        ...mapState('data', ['messages'])
    },
    mounted () {
        // alerts the most recent message on load of the widget
        alert(this.messages[this.id])
    }
}
</script>

Then, to add data to the store:

js
this.$store.commit('data/bind', {
    widgetId: this.id,
    msg
})

Loading State

When Dashboard 2.0 loads, it will send a widget-load event to all widgets in the Dashboard. This will contain the latest value from the Node-RED datastore. You can subscribe to this event in your widget with:

js
export default {
    props: ['id', 'props', 'state'],
    // rest of your component here
    mounted () {
        this.$socket.on('widget-load' + this.id, (msg) => {
            // do something with the msg
        })
    },
    unmounted () {
        // unsubscribe from the event when the widget is destroyed
        this.$socket.off('widget-load:' + this.id)
    
    }
}

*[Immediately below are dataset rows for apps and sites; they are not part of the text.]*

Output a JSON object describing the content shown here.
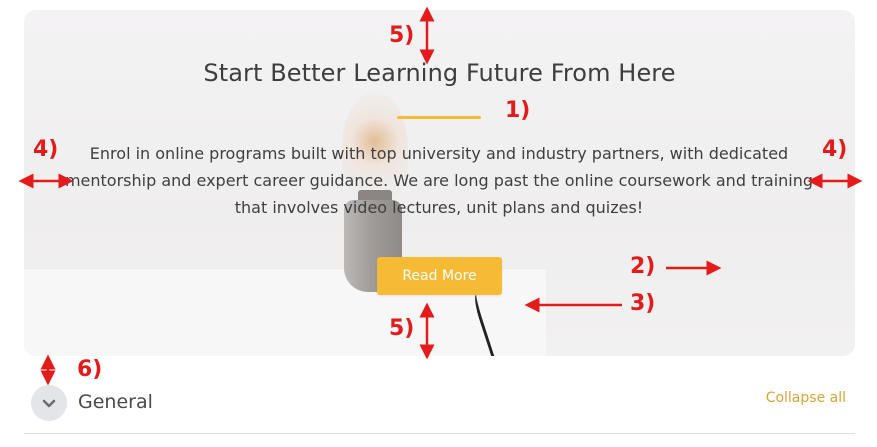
{
  "hero": {
    "title": "Start Better Learning Future From Here",
    "description": "Enrol in online programs built with top university and industry partners, with dedicated mentorship and expert career guidance. We are long past the online coursework and training that involves video lectures, unit plans and quizes!",
    "button_label": "Read More",
    "accent_color": "#f6bb35"
  },
  "annotations": {
    "label_1": "1)",
    "label_2": "2)",
    "label_3": "3)",
    "label_4_left": "4)",
    "label_4_right": "4)",
    "label_5_top": "5)",
    "label_5_bottom": "5)",
    "label_6": "6)",
    "color": "#e31b1b"
  },
  "section": {
    "title": "General",
    "collapse_label": "Collapse all",
    "toggle_icon": "chevron-down-icon"
  }
}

Styling with Vuetify & CSS

We can define our own CSS within the widget's repository, importing them into a .vue component as follows:

vue
<style scoped>
.ui-example-wrapper {
    padding: 10px;
    margin: 10px;
    border: 1px solid black;
}
</style>

Vuetify also comes with a handful of utility classes to assist with styling, which can all be used out of the box:

External Dependencies

Your widget can have any number of npm dependencies. These will all be bundled into the .umd.js file that Dashboard loads at runtime.

In ui-example we have a dependency on to-title-case, which we import into, and use in, our Vue component as follows:

js
import toTitleCase from 'to-title-case'

export default {
    // rest of component here
    computed: {
        titleCase () {
            return toTitleCase(this.input.title)
        }
    }
}

You can also load in other Vue components from within your own repository as with any VueJS component.